What is a Lottery?

A lottery is a game in which a number or other symbol is drawn to determine ownership of a prize. The practice dates back thousands of years and has been used by Roman emperors to distribute property and slaves, by medieval monarchs to fund wars and town fortifications, and by early American colonists to finance towns, roads, canals, and colleges. The word “lottery” appears in English from the 16th century, but its origin is obscure. It may be a compound of Middle Dutch loterie (to play) and Old English locum (“place”).

According to a National Opinion Research Center survey conducted in 2003, sixty-six percent of people age 18 or older reported playing the lottery at least once during the previous year. Of those, seventeen percent played at least once a week, while one-third played two to three times per month. High school graduates and those in middle-income households were more likely to be frequent players. The survey also found that lottery participation is largely driven by advertising and marketing.

Many of the world’s governments run lotteries. They raise billions of dollars each year for education, health care, and social services by selling tickets. A few states in the United States have legalized lotteries as well.
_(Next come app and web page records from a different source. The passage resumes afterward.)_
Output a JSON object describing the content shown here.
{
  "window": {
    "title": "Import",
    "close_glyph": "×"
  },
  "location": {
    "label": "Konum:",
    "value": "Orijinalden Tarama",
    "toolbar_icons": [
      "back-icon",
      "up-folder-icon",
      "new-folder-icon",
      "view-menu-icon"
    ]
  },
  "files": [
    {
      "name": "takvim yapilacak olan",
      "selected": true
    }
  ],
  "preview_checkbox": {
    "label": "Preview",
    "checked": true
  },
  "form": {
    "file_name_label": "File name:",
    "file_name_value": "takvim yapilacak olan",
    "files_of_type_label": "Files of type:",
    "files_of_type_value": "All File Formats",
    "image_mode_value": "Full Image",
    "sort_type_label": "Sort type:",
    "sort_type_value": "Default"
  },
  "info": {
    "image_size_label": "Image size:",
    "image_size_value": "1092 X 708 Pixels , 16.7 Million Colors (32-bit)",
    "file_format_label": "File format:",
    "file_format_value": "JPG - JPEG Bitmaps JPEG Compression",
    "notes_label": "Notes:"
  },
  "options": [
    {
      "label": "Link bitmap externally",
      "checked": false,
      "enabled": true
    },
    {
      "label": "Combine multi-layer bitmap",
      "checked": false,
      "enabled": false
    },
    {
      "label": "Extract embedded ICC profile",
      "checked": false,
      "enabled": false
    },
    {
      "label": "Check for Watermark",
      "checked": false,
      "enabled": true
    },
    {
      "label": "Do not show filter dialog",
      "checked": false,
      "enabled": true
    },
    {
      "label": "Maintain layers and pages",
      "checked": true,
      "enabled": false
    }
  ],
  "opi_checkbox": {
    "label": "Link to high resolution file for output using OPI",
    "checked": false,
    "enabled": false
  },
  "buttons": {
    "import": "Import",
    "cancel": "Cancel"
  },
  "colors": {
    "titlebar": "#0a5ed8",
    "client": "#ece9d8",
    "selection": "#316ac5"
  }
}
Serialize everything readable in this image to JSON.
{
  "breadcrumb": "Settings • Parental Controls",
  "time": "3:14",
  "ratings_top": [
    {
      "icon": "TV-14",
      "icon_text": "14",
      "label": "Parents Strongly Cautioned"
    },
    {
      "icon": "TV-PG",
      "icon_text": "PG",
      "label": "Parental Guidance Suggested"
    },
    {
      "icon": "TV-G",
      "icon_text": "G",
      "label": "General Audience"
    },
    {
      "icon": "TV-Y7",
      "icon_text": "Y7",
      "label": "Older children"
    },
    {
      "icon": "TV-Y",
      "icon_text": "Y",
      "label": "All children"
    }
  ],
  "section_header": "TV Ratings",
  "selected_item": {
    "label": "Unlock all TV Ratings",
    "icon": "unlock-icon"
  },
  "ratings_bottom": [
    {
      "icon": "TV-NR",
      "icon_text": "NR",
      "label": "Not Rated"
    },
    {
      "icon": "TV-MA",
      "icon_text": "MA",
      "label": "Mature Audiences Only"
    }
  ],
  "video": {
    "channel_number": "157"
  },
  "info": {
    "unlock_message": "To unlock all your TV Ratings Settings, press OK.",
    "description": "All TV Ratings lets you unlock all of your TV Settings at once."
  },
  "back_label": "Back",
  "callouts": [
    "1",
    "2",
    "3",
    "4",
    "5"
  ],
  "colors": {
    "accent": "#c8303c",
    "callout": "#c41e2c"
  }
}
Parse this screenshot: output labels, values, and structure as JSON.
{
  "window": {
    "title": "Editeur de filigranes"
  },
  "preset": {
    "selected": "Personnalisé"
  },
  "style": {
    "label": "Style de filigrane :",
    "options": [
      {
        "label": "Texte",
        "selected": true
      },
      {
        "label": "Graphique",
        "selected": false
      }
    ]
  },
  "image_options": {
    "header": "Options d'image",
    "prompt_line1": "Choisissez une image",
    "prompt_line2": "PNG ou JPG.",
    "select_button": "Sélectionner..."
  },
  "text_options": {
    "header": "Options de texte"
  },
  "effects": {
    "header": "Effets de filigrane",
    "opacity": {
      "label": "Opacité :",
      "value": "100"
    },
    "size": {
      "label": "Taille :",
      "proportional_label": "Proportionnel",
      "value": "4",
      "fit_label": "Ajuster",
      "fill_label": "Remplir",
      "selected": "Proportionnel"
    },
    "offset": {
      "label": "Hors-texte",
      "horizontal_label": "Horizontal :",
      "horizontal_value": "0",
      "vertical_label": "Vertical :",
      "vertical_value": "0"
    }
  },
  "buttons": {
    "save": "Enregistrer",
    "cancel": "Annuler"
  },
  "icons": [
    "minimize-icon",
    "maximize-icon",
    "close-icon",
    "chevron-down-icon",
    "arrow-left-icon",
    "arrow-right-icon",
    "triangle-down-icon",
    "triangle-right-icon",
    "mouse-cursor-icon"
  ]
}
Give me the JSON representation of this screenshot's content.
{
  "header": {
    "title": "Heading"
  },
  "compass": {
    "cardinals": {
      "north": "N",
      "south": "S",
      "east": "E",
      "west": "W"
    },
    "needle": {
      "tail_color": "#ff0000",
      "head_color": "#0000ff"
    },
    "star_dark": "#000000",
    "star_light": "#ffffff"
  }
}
During the 1990s, Colorado, Florida, Idaho, Indiana, Iowa, Kansas, Montana, North Dakota, Oregon, and South Carolina started lotteries, and New York did so in 2004. Other states, including Pennsylvania and Massachusetts, have deregulated their lottery industries.
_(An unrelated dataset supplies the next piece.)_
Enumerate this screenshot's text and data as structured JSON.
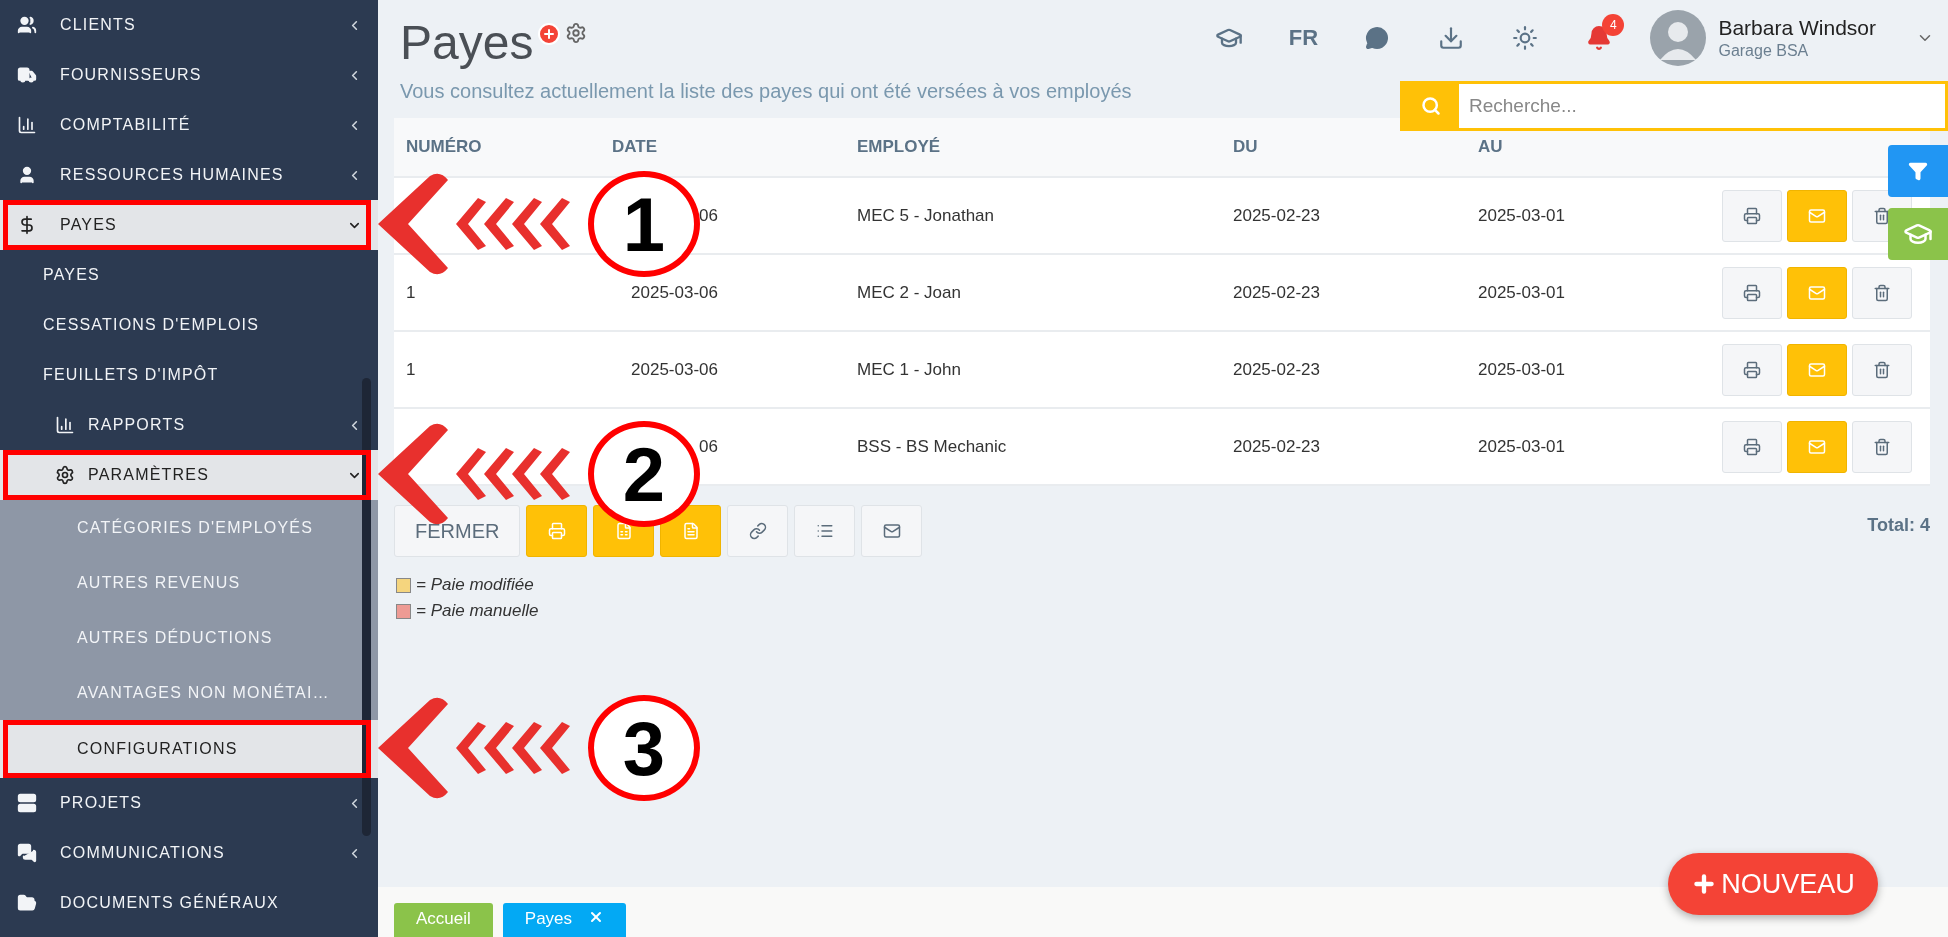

The odds of winning the lottery are low, but there are strategies that can improve your chances. For example, it is important to avoid selecting numbers that are common, such as birthdays or other personal identifiers. This is because these numbers are more likely to be repeated, resulting in a shared prize. Instead, select numbers that are less commonly chosen, such as consecutive numbers or those in the first 31.

Lotteries are not without controversy. For example, a California woman who won $1.3 million in the state lottery tried to conceal her award from her husband. This was not possible, however, because she had signed her prize check, and California law states that the value of an undisclosed lottery award can be awarded to the winner’s spouse in a divorce case.
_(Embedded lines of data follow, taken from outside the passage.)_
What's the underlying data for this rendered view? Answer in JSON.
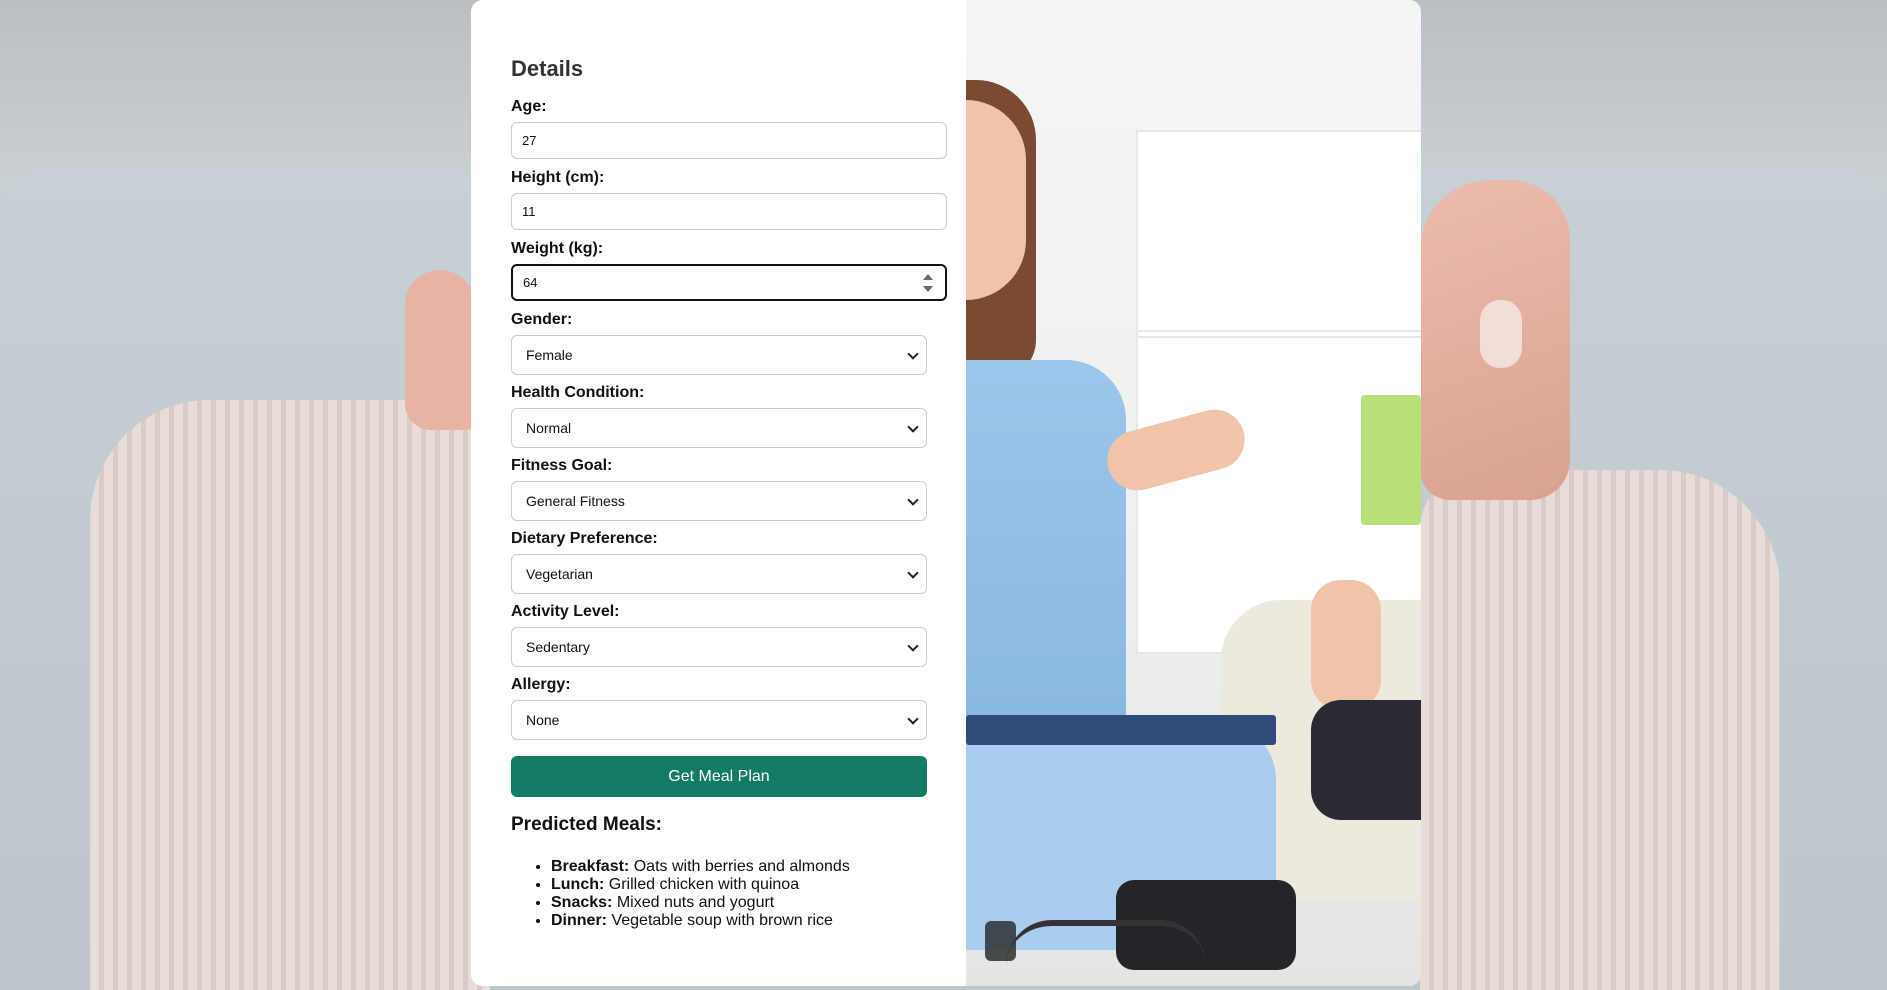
{
  "form": {
    "heading": "Details",
    "fields": [
      {
        "label": "Age:",
        "value": "27"
      },
      {
        "label": "Height (cm):",
        "value": "11"
      },
      {
        "label": "Weight (kg):",
        "value": "64"
      }
    ],
    "selects": [
      {
        "label": "Gender:",
        "value": "Female"
      },
      {
        "label": "Health Condition:",
        "value": "Normal"
      },
      {
        "label": "Fitness Goal:",
        "value": "General Fitness"
      },
      {
        "label": "Dietary Preference:",
        "value": "Vegetarian"
      },
      {
        "label": "Activity Level:",
        "value": "Sedentary"
      },
      {
        "label": "Allergy:",
        "value": "None"
      }
    ],
    "submit_label": "Get Meal Plan"
  },
  "results": {
    "title": "Predicted Meals:",
    "meals": [
      {
        "name": "Breakfast:",
        "item": "Oats with berries and almonds"
      },
      {
        "name": "Lunch:",
        "item": "Grilled chicken with quinoa"
      },
      {
        "name": "Snacks:",
        "item": "Mixed nuts and yogurt"
      },
      {
        "name": "Dinner:",
        "item": "Vegetable soup with brown rice"
      }
    ]
  },
  "colors": {
    "accent": "#137a63",
    "card_background": "#ffffff",
    "page_background": "#c3ccd0"
  },
  "icons": {
    "select_arrow": "chevron-down-icon",
    "number_spinner": "spinner-arrows-icon"
  }
}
In Europe, which accounts for 40-45% of worldwide lottery sales, the most popular games are scratch cards and small local lotteries that offer modest prizes. The latter are usually sold in supermarkets and convenience stores, while the former are offered through state or provincial lotteries. In the United States, the most popular lotteries are Powerball and Mega Millions, which draw millions of participants every week. In the United Kingdom, the largest lotteries are the EuroMillions and the National Lottery. In addition to these, there are numerous state-run lotteries and private companies that sell tickets.